Top of EXCERPTED RECORDS
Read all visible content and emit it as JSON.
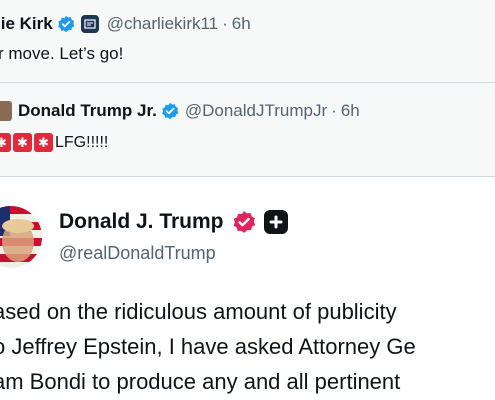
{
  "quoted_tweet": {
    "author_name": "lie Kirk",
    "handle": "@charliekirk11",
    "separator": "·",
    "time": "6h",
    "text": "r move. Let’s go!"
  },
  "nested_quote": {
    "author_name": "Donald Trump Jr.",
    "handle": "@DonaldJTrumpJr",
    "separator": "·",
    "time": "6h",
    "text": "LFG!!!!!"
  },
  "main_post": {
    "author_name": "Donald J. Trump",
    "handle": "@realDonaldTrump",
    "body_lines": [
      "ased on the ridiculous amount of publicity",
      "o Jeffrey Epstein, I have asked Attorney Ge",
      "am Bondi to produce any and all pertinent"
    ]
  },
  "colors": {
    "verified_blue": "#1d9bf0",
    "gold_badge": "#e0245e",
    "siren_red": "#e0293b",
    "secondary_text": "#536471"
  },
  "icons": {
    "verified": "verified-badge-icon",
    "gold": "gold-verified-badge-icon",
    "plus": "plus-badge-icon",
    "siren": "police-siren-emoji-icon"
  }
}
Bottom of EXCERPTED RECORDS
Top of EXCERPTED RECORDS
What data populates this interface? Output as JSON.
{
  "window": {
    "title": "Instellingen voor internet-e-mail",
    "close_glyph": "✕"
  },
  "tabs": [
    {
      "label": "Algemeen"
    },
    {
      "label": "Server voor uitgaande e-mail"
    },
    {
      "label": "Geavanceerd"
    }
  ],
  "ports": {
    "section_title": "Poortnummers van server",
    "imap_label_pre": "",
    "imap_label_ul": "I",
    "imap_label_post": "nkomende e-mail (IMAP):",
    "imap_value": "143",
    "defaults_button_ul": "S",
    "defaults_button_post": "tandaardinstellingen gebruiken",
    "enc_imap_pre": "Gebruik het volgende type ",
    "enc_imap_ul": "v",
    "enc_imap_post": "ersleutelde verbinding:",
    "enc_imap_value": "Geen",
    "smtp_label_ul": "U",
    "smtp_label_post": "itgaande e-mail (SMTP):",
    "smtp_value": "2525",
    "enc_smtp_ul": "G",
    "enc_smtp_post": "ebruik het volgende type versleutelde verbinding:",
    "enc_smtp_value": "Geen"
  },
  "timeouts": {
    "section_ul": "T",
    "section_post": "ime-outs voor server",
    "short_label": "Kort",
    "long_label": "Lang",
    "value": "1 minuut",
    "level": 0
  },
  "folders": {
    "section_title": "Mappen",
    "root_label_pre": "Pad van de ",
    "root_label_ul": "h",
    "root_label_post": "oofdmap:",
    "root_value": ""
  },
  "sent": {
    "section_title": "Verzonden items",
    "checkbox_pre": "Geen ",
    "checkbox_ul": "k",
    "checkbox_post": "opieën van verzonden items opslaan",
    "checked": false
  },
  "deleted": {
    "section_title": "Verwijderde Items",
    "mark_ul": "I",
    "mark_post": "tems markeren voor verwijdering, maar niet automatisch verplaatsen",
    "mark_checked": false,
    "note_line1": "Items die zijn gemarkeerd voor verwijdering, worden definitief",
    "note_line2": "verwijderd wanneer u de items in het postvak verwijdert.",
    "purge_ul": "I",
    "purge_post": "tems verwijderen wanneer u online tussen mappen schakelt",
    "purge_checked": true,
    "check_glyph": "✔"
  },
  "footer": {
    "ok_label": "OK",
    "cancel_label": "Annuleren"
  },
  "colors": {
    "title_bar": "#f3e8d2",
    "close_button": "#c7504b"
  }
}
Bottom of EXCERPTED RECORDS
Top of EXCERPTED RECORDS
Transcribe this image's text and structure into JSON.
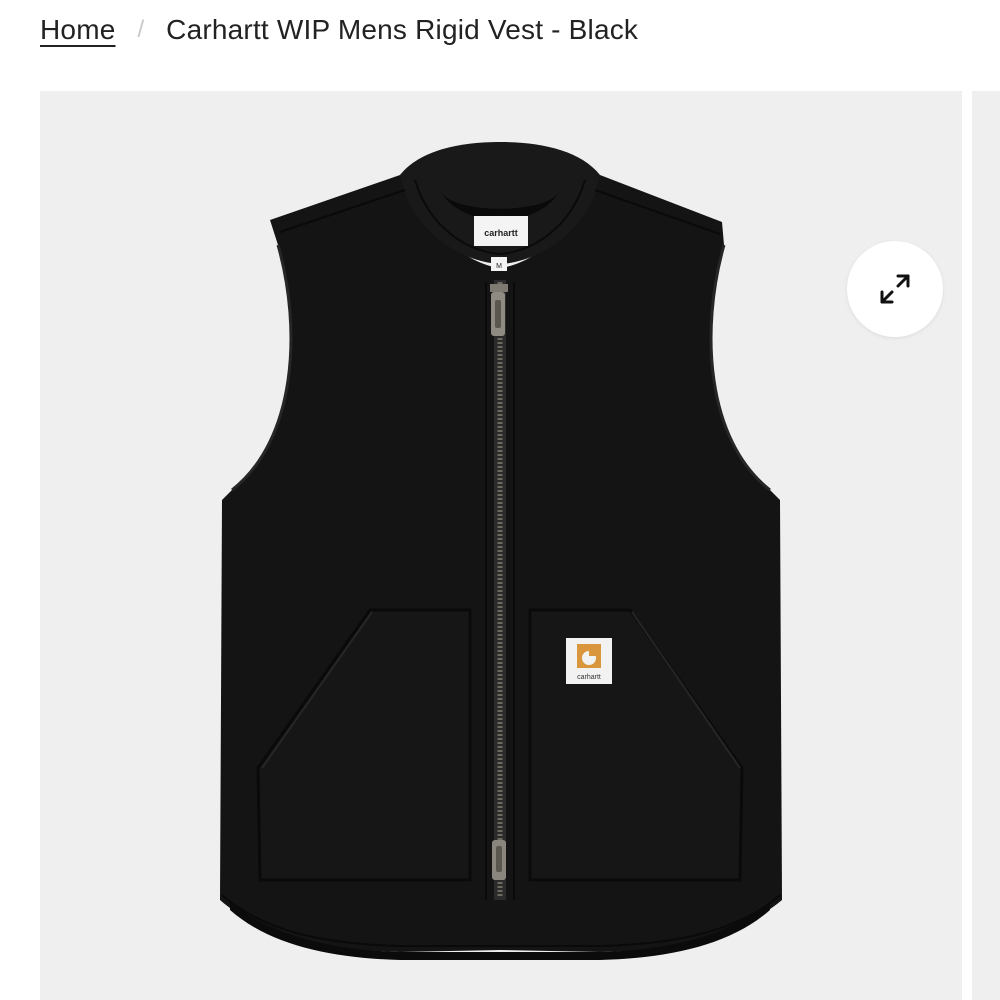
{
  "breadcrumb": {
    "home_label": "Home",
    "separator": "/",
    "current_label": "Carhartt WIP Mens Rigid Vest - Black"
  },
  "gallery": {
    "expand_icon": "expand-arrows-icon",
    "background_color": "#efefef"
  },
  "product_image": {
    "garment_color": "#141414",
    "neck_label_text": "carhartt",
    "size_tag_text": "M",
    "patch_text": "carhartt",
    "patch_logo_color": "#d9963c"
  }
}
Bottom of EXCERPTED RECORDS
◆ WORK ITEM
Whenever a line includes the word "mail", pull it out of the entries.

◆ ANSWER TO THIS TASK
    "title": "Instellingen voor internet-e-mail",
      "label": "Server voor uitgaande e-mail"
    "imap_label_post": "nkomende e-mail (IMAP):",
    "smtp_label_post": "itgaande e-mail (SMTP):",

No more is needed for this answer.